_SOURCE DATA_.

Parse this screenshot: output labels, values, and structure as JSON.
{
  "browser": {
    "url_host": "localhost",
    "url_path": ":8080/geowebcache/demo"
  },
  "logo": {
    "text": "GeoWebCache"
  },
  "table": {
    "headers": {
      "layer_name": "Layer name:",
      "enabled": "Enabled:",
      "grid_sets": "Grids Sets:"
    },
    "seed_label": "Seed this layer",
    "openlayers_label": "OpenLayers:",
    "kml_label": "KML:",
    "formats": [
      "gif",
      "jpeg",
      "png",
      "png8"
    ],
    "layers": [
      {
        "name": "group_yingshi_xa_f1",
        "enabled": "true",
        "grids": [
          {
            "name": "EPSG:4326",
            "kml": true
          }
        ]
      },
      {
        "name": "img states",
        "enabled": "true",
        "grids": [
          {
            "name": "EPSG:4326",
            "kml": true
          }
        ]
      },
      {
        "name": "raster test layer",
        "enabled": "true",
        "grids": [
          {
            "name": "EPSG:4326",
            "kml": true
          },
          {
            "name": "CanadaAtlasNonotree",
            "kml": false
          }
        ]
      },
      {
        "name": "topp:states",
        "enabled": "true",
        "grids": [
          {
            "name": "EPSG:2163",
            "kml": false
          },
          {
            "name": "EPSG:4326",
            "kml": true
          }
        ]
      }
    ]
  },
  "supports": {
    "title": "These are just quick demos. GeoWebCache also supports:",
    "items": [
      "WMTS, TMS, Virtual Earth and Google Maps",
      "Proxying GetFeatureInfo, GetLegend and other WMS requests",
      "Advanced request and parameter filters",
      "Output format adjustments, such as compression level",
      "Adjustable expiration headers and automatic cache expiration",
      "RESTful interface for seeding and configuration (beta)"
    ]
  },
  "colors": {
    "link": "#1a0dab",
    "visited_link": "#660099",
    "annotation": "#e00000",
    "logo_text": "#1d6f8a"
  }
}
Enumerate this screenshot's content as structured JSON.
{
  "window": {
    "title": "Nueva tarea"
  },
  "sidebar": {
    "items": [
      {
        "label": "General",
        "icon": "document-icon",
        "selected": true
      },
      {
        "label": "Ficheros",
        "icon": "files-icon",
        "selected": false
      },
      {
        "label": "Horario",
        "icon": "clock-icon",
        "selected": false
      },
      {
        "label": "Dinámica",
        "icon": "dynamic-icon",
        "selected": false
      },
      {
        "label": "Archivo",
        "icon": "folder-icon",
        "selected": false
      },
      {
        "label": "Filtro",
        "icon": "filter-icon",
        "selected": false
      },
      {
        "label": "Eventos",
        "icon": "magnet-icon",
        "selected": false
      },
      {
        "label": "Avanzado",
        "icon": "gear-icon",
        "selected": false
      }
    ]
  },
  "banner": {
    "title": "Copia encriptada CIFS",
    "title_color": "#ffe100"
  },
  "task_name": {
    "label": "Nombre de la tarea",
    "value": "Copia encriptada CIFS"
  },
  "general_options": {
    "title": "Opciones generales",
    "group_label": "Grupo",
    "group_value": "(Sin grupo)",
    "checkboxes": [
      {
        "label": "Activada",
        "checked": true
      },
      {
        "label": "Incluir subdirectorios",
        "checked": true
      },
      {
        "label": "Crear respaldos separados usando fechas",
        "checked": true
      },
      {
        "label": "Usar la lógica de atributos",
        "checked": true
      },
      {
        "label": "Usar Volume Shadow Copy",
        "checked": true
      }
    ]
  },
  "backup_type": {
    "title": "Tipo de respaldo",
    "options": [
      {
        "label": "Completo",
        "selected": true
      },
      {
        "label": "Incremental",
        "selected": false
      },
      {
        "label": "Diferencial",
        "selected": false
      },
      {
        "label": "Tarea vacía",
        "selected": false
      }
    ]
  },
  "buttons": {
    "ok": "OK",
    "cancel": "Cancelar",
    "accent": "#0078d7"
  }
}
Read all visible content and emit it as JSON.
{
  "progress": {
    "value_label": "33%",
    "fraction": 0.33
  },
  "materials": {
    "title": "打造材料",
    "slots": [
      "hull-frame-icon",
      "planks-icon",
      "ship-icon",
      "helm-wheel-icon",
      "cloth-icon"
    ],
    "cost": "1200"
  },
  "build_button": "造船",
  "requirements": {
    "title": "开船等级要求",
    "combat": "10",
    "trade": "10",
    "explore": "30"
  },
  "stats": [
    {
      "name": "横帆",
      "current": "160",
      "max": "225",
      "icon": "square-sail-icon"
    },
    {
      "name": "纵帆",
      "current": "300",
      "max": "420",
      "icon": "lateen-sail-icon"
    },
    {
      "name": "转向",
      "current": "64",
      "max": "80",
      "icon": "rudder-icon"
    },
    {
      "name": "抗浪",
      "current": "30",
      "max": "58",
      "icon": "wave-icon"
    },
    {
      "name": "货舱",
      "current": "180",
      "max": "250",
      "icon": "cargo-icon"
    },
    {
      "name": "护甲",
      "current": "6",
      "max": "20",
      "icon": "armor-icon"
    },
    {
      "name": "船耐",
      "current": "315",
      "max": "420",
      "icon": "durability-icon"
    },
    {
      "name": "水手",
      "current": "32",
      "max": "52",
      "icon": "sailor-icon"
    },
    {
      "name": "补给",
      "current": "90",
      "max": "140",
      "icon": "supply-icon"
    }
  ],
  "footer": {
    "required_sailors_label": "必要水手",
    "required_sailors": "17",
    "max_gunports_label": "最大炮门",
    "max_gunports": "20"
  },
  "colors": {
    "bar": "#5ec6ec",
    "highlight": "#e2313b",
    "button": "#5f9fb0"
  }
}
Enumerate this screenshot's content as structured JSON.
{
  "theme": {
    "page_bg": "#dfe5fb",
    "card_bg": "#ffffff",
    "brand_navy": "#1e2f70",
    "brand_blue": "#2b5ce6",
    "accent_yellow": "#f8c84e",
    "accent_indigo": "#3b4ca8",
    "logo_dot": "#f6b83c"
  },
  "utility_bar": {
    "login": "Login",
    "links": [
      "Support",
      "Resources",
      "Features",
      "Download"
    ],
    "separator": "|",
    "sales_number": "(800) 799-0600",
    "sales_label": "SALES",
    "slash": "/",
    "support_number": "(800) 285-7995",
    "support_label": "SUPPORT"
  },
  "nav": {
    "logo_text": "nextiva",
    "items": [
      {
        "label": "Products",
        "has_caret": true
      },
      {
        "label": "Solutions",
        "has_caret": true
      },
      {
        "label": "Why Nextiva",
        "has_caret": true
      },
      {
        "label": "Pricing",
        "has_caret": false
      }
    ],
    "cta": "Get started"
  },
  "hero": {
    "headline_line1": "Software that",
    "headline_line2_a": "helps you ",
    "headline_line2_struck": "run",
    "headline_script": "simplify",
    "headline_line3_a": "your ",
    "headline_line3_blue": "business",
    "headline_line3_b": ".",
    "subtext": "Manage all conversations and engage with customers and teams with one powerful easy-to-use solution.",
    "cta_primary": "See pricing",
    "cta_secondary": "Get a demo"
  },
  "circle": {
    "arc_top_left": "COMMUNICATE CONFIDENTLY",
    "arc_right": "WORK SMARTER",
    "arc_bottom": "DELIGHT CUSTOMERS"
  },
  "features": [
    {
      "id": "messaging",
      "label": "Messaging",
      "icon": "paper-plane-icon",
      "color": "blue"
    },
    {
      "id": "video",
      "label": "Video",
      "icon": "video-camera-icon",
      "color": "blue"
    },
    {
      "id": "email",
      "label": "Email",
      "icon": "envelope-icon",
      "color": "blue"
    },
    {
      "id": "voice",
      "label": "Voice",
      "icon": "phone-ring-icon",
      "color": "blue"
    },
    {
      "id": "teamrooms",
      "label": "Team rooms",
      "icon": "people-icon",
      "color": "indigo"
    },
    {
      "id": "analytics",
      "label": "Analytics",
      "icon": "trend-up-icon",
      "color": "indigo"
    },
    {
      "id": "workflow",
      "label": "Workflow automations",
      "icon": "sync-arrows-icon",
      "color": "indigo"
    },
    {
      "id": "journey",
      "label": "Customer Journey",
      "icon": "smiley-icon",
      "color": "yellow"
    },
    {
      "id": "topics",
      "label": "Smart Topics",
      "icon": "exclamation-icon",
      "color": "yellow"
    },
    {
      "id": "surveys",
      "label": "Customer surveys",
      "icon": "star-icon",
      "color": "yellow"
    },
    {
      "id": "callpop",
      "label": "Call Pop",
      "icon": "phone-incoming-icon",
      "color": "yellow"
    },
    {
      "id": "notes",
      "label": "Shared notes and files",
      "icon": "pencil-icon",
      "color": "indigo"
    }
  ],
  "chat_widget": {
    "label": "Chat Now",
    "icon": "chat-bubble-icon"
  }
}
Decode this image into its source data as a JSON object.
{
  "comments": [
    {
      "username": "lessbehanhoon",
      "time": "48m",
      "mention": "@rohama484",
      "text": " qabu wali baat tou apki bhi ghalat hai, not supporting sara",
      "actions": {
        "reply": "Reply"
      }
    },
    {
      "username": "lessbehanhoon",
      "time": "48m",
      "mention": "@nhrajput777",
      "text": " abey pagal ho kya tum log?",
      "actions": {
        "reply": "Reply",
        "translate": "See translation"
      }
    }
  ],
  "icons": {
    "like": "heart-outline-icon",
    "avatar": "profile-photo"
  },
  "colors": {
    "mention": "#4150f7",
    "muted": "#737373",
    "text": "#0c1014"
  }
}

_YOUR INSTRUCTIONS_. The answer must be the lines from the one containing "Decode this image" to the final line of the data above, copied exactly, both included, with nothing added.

_ANSWER AREA_.
Decode this image into its source data as a JSON object.
{
  "comments": [
    {
      "username": "lessbehanhoon",
      "time": "48m",
      "mention": "@rohama484",
      "text": " qabu wali baat tou apki bhi ghalat hai, not supporting sara",
      "actions": {
        "reply": "Reply"
      }
    },
    {
      "username": "lessbehanhoon",
      "time": "48m",
      "mention": "@nhrajput777",
      "text": " abey pagal ho kya tum log?",
      "actions": {
        "reply": "Reply",
        "translate": "See translation"
      }
    }
  ],
  "icons": {
    "like": "heart-outline-icon",
    "avatar": "profile-photo"
  },
  "colors": {
    "mention": "#4150f7",
    "muted": "#737373",
    "text": "#0c1014"
  }
}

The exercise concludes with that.